State succession can also lead to statelessness. When one state dissolves and another one is created in its place, it is usually hard to create nationality laws that protect all the citizens affected. A notable example of this is the disintegration of the Soviet Union in 1991 and the break-up of Yugoslavia, which left many citizens erased under new laws. Nowadays, there are still thousands of citizens in Europe, particularly in Estonia and Latvia, who are still not recognised under a nationality.
The creation of Israel after the period of British Mandate is another illustration of state succession leading to mass-scale statelessness. Palestinians who resided in the region no longer had citizenship, nor were they categorised as solely Palestinian anymore. A scholar, Abbas Shiblak, projected that over half of the Palestinians in the world are stateless.
Administration Difficulties: 12 Years in A Parisian Airport
Another reason why statelessness might occur could be something as simple as administrative issues. This could mean anything from qualifying for citizenship but not being able to undergo the necessary steps due to high expenses of owning the right documents – such as a birth certificate. An example of this is the unusual case of Mehran Karimi Nasseri, an Iranian refugee who was on his way to start a life in the UK but lost his documents after his briefcase was stolen. Although Nasseri wasn’t permitted into the UK, he was sent back to France where he wasn’t allowed entrance into the country. Nasseri spent close to twenty years living in the Charles de Gaulle airport in Paris after becoming stateless.
How Does Statelessness Affect People?
Statelessness affects access to basic human rights such as education, healthcare, employment, social welfare and many other socio-economic rights. Without proper documentation, those who are stateless cannot benefit from the same advantages that most of us enjoy. This means never being able to access adequate medical care, never being able to work safely and even have highly restricted freedom of movement. The lack of advantages leads to those who are stateless not being able to progress in life, the same way that many others can, triggering scores of impoverished communities unable to move forward. But statelessness can also affect those from high income backgrounds and their cases are generally isolated, intricate and even harder to solve.
How Are Things Changing?
Statelessness isn’t restricted to any part of the world, with one third of those who are stateless being children. The UNHCR, under the framework of the 1954 Convention relating to the Status of Stateless Persons and the 1961 Reduction of Statelessness, has committed itself to supporting refugees and those who are stateless. In 2014, the UNHCR announced its global campaign to end statelessness by 2024. The campaign highlights ten actions to focus on, such as making sure that no child is born stateless, removing gender bias from legislation and guaranteeing certificates of birth to reduce administrative issues.

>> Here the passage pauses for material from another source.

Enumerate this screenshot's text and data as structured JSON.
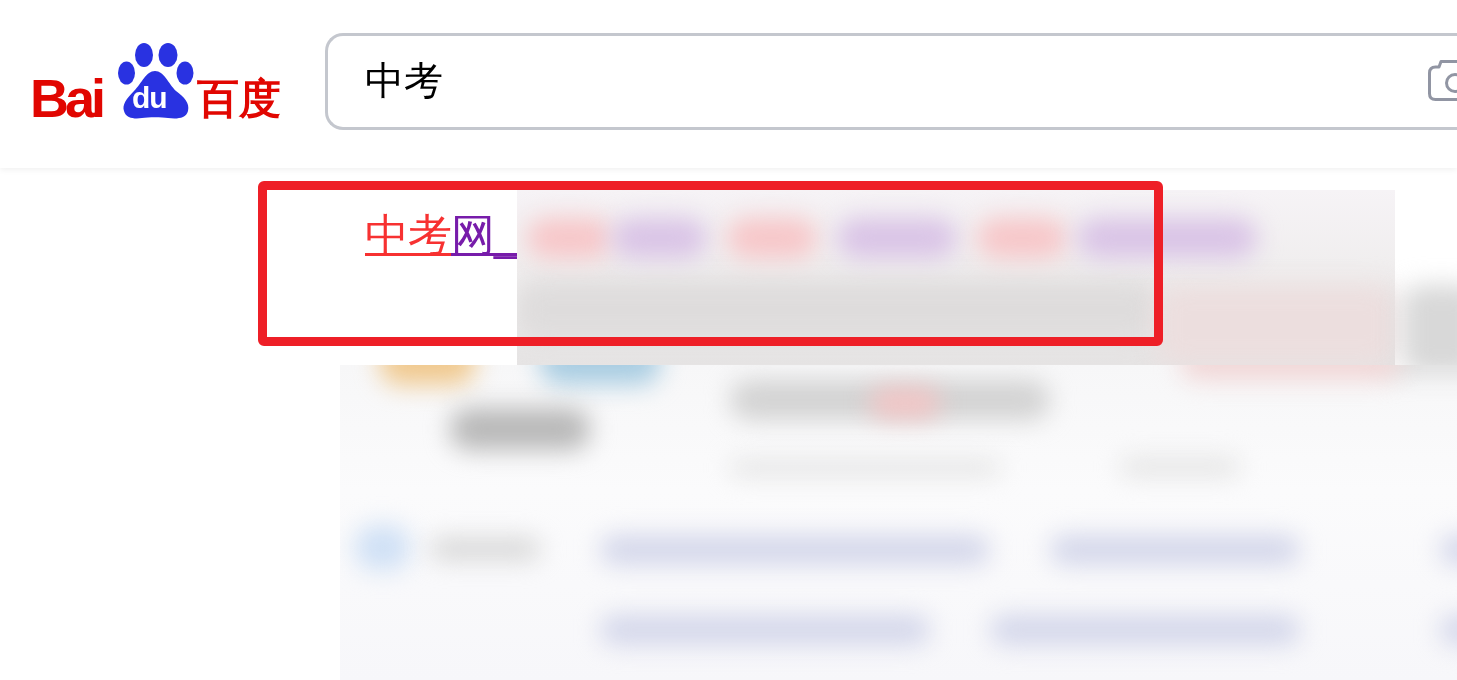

While largely publicised cases such as Saakashvili’s have a chance of coming to a resolution, some high-profile individuals are still trapped between political persecution and statelessness so as not to exacerbate their already delicate circumstances. Many of them perceive citizenship by investment, otherwise abbreviated as CBI, as a dignified and secure solution to legally acquire citizenship for the entire family in exchange for an economic contribution to the state that has such a programme in place. There are just over a dozen CBI programmes in the world whose benefits as well as requirements differ, but the ones considered the most reliable have strong due diligence checks in place to ensure that the applicants under consideration are of good moral standing. The number of individuals who resort to CBI as a “Plan B” for their safety continues to rise every year, especially in regions affected by or on the verge of instability.